**WHAT IS NEEDED:**
In the copy, leave out the pictures and repeat all records exactly.

(Dataset rows describing interfaces)
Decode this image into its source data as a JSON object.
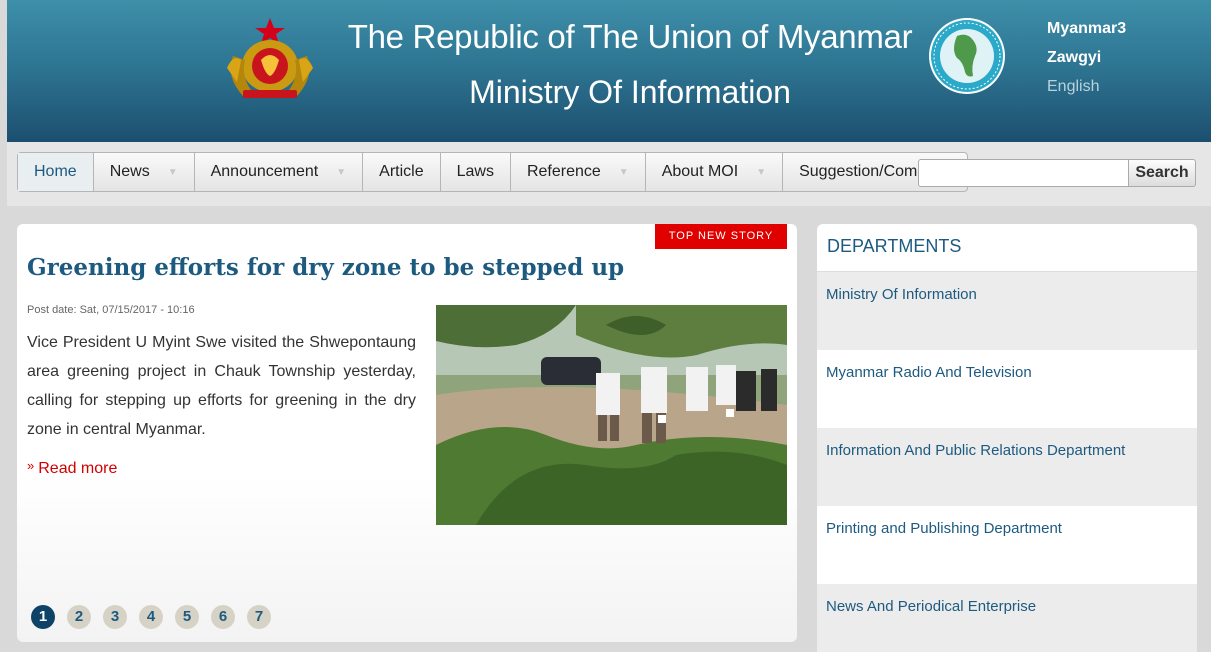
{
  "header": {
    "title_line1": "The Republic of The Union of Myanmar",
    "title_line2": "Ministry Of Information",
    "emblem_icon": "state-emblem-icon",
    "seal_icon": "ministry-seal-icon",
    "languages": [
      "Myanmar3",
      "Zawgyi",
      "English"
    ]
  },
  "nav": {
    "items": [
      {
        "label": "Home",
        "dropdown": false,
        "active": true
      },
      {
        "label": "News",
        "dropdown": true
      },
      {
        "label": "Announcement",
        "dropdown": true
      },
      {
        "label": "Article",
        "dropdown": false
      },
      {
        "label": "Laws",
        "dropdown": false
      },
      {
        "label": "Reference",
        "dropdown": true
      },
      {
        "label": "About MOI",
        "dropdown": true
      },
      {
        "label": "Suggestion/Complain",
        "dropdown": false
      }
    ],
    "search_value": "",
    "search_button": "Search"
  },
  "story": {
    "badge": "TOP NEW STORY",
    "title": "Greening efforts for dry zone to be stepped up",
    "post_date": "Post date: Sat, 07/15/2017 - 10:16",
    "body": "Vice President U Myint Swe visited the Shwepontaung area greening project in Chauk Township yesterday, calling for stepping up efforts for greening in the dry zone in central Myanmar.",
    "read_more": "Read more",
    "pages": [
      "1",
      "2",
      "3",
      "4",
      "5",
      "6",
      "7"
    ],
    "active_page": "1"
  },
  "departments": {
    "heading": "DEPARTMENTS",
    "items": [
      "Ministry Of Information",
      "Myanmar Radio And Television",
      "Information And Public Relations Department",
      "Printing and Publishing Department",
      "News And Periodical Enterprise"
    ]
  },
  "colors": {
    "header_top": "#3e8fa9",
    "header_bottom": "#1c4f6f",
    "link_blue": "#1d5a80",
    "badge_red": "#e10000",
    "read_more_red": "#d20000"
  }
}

**RESULT FOR THIS TASK:**
Decode this image into its source data as a JSON object.
{
  "header": {
    "title_line1": "The Republic of The Union of Myanmar",
    "title_line2": "Ministry Of Information",
    "emblem_icon": "state-emblem-icon",
    "seal_icon": "ministry-seal-icon",
    "languages": [
      "Myanmar3",
      "Zawgyi",
      "English"
    ]
  },
  "nav": {
    "items": [
      {
        "label": "Home",
        "dropdown": false,
        "active": true
      },
      {
        "label": "News",
        "dropdown": true
      },
      {
        "label": "Announcement",
        "dropdown": true
      },
      {
        "label": "Article",
        "dropdown": false
      },
      {
        "label": "Laws",
        "dropdown": false
      },
      {
        "label": "Reference",
        "dropdown": true
      },
      {
        "label": "About MOI",
        "dropdown": true
      },
      {
        "label": "Suggestion/Complain",
        "dropdown": false
      }
    ],
    "search_value": "",
    "search_button": "Search"
  },
  "story": {
    "badge": "TOP NEW STORY",
    "title": "Greening efforts for dry zone to be stepped up",
    "post_date": "Post date: Sat, 07/15/2017 - 10:16",
    "body": "Vice President U Myint Swe visited the Shwepontaung area greening project in Chauk Township yesterday, calling for stepping up efforts for greening in the dry zone in central Myanmar.",
    "read_more": "Read more",
    "pages": [
      "1",
      "2",
      "3",
      "4",
      "5",
      "6",
      "7"
    ],
    "active_page": "1"
  },
  "departments": {
    "heading": "DEPARTMENTS",
    "items": [
      "Ministry Of Information",
      "Myanmar Radio And Television",
      "Information And Public Relations Department",
      "Printing and Publishing Department",
      "News And Periodical Enterprise"
    ]
  },
  "colors": {
    "header_top": "#3e8fa9",
    "header_bottom": "#1c4f6f",
    "link_blue": "#1d5a80",
    "badge_red": "#e10000",
    "read_more_red": "#d20000"
  }
}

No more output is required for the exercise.